═════ Material for the task

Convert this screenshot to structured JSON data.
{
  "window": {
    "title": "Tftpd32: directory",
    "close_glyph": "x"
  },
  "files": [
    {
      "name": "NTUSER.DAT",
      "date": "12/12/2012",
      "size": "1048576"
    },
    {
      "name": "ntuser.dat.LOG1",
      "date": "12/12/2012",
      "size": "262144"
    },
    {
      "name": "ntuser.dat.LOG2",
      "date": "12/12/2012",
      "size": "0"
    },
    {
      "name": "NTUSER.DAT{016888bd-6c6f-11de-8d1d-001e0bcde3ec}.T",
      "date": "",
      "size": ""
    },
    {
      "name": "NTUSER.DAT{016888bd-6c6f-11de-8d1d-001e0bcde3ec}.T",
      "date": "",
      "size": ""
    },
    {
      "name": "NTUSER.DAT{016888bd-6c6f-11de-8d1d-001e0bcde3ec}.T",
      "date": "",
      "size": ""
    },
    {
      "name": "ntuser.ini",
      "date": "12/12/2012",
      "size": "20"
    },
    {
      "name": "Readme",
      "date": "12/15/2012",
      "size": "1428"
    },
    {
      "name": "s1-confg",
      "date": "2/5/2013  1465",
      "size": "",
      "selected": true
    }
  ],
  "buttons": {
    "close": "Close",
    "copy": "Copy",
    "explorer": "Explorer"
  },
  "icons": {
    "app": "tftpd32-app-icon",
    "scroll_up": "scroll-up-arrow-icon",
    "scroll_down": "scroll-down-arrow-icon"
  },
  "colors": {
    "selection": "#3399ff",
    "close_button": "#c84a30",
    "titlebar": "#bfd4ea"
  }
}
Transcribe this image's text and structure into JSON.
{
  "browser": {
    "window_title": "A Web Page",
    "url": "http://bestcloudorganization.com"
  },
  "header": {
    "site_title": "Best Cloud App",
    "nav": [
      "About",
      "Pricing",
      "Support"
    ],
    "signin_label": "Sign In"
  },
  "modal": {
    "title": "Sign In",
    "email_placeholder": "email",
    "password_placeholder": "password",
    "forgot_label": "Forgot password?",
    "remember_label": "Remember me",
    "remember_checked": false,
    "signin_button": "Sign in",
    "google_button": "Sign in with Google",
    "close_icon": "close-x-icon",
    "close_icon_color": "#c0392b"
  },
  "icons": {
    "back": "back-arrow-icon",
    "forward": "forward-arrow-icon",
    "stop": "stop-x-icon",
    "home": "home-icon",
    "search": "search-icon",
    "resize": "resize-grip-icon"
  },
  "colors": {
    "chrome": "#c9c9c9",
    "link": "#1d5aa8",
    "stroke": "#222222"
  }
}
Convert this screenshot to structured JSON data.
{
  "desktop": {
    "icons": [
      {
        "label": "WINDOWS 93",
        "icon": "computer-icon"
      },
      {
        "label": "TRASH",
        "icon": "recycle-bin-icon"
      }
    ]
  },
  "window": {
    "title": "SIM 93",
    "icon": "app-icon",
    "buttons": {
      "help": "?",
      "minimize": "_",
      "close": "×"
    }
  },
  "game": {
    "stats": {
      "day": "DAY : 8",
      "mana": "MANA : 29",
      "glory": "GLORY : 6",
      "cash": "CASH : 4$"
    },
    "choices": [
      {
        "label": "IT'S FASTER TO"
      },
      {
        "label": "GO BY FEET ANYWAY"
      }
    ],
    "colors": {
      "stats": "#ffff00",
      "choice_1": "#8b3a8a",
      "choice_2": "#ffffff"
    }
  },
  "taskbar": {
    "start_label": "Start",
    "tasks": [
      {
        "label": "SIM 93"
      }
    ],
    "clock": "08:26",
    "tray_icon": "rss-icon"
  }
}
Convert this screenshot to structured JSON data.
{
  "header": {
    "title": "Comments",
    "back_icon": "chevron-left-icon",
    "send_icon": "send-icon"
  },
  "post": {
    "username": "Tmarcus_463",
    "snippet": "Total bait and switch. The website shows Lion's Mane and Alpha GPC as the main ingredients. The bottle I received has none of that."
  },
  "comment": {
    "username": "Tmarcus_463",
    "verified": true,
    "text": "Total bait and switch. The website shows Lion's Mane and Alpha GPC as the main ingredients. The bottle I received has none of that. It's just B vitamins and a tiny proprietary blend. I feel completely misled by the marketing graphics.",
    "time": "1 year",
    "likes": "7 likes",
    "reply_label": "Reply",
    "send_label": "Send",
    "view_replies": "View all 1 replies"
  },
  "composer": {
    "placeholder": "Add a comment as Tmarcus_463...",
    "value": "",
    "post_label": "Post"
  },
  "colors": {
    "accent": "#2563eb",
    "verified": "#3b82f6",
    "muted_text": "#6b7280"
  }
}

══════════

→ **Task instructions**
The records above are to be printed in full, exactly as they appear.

→ **Answer to the problem**
Convert this screenshot to structured JSON data.
{
  "window": {
    "title": "Tftpd32: directory",
    "close_glyph": "x"
  },
  "files": [
    {
      "name": "NTUSER.DAT",
      "date": "12/12/2012",
      "size": "1048576"
    },
    {
      "name": "ntuser.dat.LOG1",
      "date": "12/12/2012",
      "size": "262144"
    },
    {
      "name": "ntuser.dat.LOG2",
      "date": "12/12/2012",
      "size": "0"
    },
    {
      "name": "NTUSER.DAT{016888bd-6c6f-11de-8d1d-001e0bcde3ec}.T",
      "date": "",
      "size": ""
    },
    {
      "name": "NTUSER.DAT{016888bd-6c6f-11de-8d1d-001e0bcde3ec}.T",
      "date": "",
      "size": ""
    },
    {
      "name": "NTUSER.DAT{016888bd-6c6f-11de-8d1d-001e0bcde3ec}.T",
      "date": "",
      "size": ""
    },
    {
      "name": "ntuser.ini",
      "date": "12/12/2012",
      "size": "20"
    },
    {
      "name": "Readme",
      "date": "12/15/2012",
      "size": "1428"
    },
    {
      "name": "s1-confg",
      "date": "2/5/2013  1465",
      "size": "",
      "selected": true
    }
  ],
  "buttons": {
    "close": "Close",
    "copy": "Copy",
    "explorer": "Explorer"
  },
  "icons": {
    "app": "tftpd32-app-icon",
    "scroll_up": "scroll-up-arrow-icon",
    "scroll_down": "scroll-down-arrow-icon"
  },
  "colors": {
    "selection": "#3399ff",
    "close_button": "#c84a30",
    "titlebar": "#bfd4ea"
  }
}
Transcribe this image's text and structure into JSON.
{
  "browser": {
    "window_title": "A Web Page",
    "url": "http://bestcloudorganization.com"
  },
  "header": {
    "site_title": "Best Cloud App",
    "nav": [
      "About",
      "Pricing",
      "Support"
    ],
    "signin_label": "Sign In"
  },
  "modal": {
    "title": "Sign In",
    "email_placeholder": "email",
    "password_placeholder": "password",
    "forgot_label": "Forgot password?",
    "remember_label": "Remember me",
    "remember_checked": false,
    "signin_button": "Sign in",
    "google_button": "Sign in with Google",
    "close_icon": "close-x-icon",
    "close_icon_color": "#c0392b"
  },
  "icons": {
    "back": "back-arrow-icon",
    "forward": "forward-arrow-icon",
    "stop": "stop-x-icon",
    "home": "home-icon",
    "search": "search-icon",
    "resize": "resize-grip-icon"
  },
  "colors": {
    "chrome": "#c9c9c9",
    "link": "#1d5aa8",
    "stroke": "#222222"
  }
}
Convert this screenshot to structured JSON data.
{
  "desktop": {
    "icons": [
      {
        "label": "WINDOWS 93",
        "icon": "computer-icon"
      },
      {
        "label": "TRASH",
        "icon": "recycle-bin-icon"
      }
    ]
  },
  "window": {
    "title": "SIM 93",
    "icon": "app-icon",
    "buttons": {
      "help": "?",
      "minimize": "_",
      "close": "×"
    }
  },
  "game": {
    "stats": {
      "day": "DAY : 8",
      "mana": "MANA : 29",
      "glory": "GLORY : 6",
      "cash": "CASH : 4$"
    },
    "choices": [
      {
        "label": "IT'S FASTER TO"
      },
      {
        "label": "GO BY FEET ANYWAY"
      }
    ],
    "colors": {
      "stats": "#ffff00",
      "choice_1": "#8b3a8a",
      "choice_2": "#ffffff"
    }
  },
  "taskbar": {
    "start_label": "Start",
    "tasks": [
      {
        "label": "SIM 93"
      }
    ],
    "clock": "08:26",
    "tray_icon": "rss-icon"
  }
}
Convert this screenshot to structured JSON data.
{
  "header": {
    "title": "Comments",
    "back_icon": "chevron-left-icon",
    "send_icon": "send-icon"
  },
  "post": {
    "username": "Tmarcus_463",
    "snippet": "Total bait and switch. The website shows Lion's Mane and Alpha GPC as the main ingredients. The bottle I received has none of that."
  },
  "comment": {
    "username": "Tmarcus_463",
    "verified": true,
    "text": "Total bait and switch. The website shows Lion's Mane and Alpha GPC as the main ingredients. The bottle I received has none of that. It's just B vitamins and a tiny proprietary blend. I feel completely misled by the marketing graphics.",
    "time": "1 year",
    "likes": "7 likes",
    "reply_label": "Reply",
    "send_label": "Send",
    "view_replies": "View all 1 replies"
  },
  "composer": {
    "placeholder": "Add a comment as Tmarcus_463...",
    "value": "",
    "post_label": "Post"
  },
  "colors": {
    "accent": "#2563eb",
    "verified": "#3b82f6",
    "muted_text": "#6b7280"
  }
}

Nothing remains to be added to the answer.